#### [What you are asked to do]
Across these entries, work out how many lines carry the string "subtitle", and give only that number.

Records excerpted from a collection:
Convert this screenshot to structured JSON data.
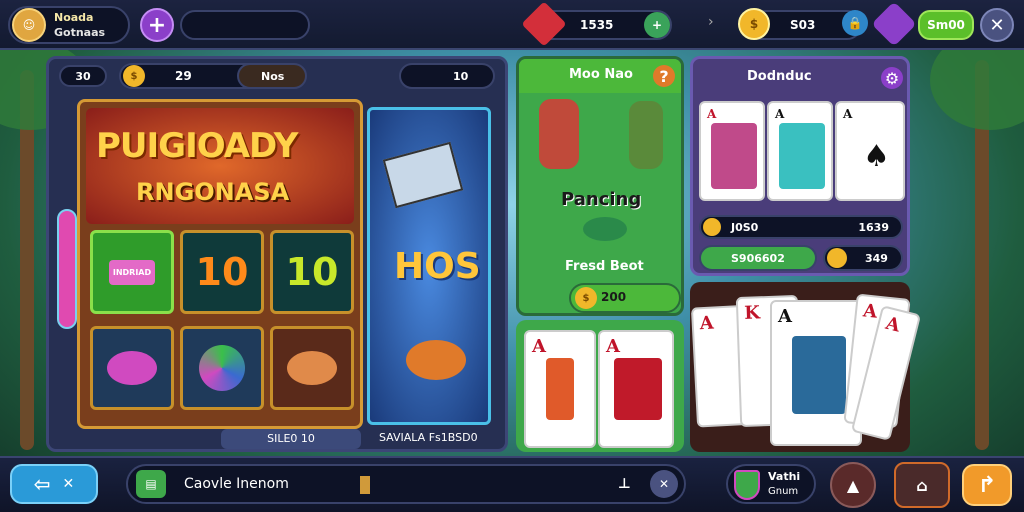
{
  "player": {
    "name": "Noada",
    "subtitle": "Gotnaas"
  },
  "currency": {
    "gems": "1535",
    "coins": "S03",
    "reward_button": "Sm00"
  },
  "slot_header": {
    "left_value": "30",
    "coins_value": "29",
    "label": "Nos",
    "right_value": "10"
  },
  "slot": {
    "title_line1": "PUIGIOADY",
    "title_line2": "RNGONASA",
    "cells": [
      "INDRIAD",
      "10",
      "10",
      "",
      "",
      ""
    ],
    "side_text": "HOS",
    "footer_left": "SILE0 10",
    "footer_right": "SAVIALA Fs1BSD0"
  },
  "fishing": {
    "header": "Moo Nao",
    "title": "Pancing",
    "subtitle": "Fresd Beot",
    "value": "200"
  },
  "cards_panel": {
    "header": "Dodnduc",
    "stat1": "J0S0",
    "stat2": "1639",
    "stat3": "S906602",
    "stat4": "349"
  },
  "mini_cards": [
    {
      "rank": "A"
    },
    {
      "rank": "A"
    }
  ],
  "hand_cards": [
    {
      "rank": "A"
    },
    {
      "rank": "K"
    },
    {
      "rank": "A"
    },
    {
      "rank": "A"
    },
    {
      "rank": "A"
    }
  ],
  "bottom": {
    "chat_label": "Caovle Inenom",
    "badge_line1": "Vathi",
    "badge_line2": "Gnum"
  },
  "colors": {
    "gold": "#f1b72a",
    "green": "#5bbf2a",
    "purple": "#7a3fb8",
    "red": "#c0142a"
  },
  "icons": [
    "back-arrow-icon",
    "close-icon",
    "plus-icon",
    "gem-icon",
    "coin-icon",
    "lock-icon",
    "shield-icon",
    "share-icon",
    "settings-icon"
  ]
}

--

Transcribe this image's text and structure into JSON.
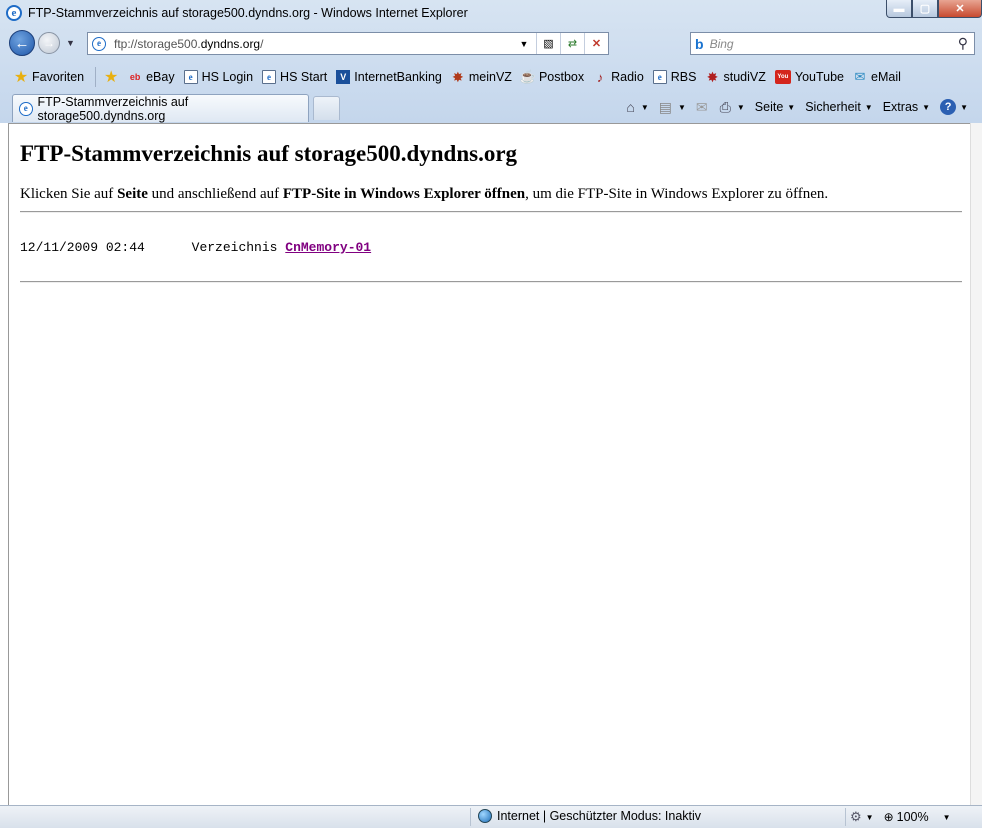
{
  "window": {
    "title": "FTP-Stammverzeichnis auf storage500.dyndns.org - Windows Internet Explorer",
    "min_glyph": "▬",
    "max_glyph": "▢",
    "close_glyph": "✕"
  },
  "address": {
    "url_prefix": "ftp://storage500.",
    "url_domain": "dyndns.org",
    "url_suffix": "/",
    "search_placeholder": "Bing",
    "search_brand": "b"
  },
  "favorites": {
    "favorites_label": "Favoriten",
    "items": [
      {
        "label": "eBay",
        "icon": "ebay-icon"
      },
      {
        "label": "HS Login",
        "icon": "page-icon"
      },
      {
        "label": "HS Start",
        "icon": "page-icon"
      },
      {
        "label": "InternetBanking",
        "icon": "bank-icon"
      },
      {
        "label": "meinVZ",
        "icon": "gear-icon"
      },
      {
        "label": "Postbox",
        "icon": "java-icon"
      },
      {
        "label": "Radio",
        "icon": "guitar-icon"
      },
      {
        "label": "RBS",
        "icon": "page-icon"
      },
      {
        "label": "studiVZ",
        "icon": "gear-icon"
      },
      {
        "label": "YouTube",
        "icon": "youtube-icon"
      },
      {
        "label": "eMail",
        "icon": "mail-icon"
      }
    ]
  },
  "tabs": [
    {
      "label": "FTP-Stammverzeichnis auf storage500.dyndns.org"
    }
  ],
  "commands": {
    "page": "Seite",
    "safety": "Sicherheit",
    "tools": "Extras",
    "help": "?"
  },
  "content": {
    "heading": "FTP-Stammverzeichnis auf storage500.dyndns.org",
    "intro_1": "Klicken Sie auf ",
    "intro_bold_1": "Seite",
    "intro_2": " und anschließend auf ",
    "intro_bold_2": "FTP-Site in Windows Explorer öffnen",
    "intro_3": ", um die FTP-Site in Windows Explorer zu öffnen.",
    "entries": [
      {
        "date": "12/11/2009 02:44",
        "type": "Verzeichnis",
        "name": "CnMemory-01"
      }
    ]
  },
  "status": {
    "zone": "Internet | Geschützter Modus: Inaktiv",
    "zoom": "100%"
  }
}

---

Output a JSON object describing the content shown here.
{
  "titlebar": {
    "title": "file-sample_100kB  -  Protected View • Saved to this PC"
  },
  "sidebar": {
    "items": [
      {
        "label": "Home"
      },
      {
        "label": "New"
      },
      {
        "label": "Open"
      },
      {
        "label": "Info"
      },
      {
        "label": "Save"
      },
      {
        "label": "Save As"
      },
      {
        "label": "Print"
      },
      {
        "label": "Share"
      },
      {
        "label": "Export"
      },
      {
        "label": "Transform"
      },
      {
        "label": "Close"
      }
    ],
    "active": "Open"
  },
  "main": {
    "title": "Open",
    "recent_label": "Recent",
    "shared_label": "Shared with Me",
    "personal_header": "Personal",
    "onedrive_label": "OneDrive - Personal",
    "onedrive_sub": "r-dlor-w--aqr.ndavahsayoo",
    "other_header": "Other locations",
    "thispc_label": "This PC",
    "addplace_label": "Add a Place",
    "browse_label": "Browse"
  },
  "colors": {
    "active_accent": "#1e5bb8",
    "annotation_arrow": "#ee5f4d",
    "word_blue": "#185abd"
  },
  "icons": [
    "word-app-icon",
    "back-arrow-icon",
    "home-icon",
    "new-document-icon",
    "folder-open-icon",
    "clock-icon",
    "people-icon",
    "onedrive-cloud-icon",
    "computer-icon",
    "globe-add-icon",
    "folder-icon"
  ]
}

#### [Task solution]
2